WORK TO COMPLETE = The task calls for an exact copy of the records, without any images.

DATA SUPPLIED =
□ □ □ □
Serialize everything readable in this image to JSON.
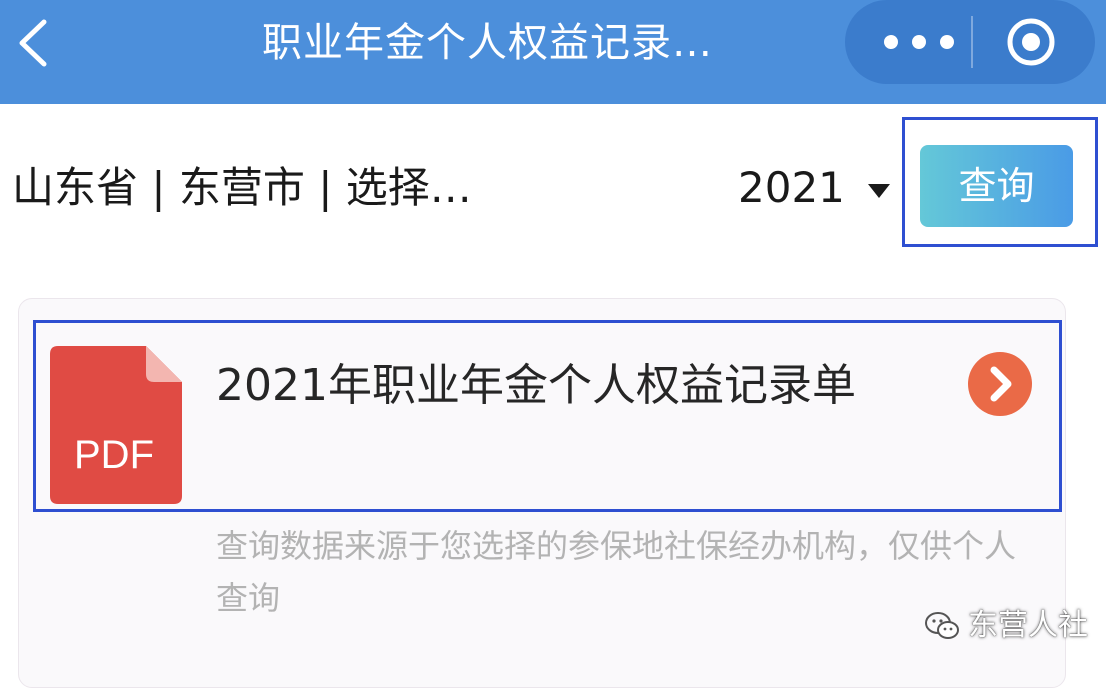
{
  "navbar": {
    "title": "职业年金个人权益记录…",
    "back_icon": "chevron-left-icon",
    "more_icon": "more-dots-icon",
    "close_icon": "target-circle-icon",
    "bg_color": "#4c8fdb"
  },
  "filter": {
    "region_label": "山东省 | 东营市 | 选择…",
    "year_value": "2021",
    "caret_icon": "caret-down-icon",
    "query_button_label": "查询",
    "query_button_colors": [
      "#64c8d8",
      "#4a9be6"
    ]
  },
  "record": {
    "pdf_badge": "PDF",
    "pdf_color": "#e04b44",
    "title": "2021年职业年金个人权益记录单",
    "chevron_icon": "chevron-right-circle-icon",
    "chevron_color": "#ea6a47",
    "note": "查询数据来源于您选择的参保地社保经办机构，仅供个人查询"
  },
  "watermark": {
    "text": "东营人社",
    "icon": "wechat-icon"
  }
}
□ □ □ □
RESULT OF THIS EXERCISE =
Serialize everything readable in this image to JSON.
{
  "navbar": {
    "title": "职业年金个人权益记录…",
    "back_icon": "chevron-left-icon",
    "more_icon": "more-dots-icon",
    "close_icon": "target-circle-icon",
    "bg_color": "#4c8fdb"
  },
  "filter": {
    "region_label": "山东省 | 东营市 | 选择…",
    "year_value": "2021",
    "caret_icon": "caret-down-icon",
    "query_button_label": "查询",
    "query_button_colors": [
      "#64c8d8",
      "#4a9be6"
    ]
  },
  "record": {
    "pdf_badge": "PDF",
    "pdf_color": "#e04b44",
    "title": "2021年职业年金个人权益记录单",
    "chevron_icon": "chevron-right-circle-icon",
    "chevron_color": "#ea6a47",
    "note": "查询数据来源于您选择的参保地社保经办机构，仅供个人查询"
  },
  "watermark": {
    "text": "东营人社",
    "icon": "wechat-icon"
  }
}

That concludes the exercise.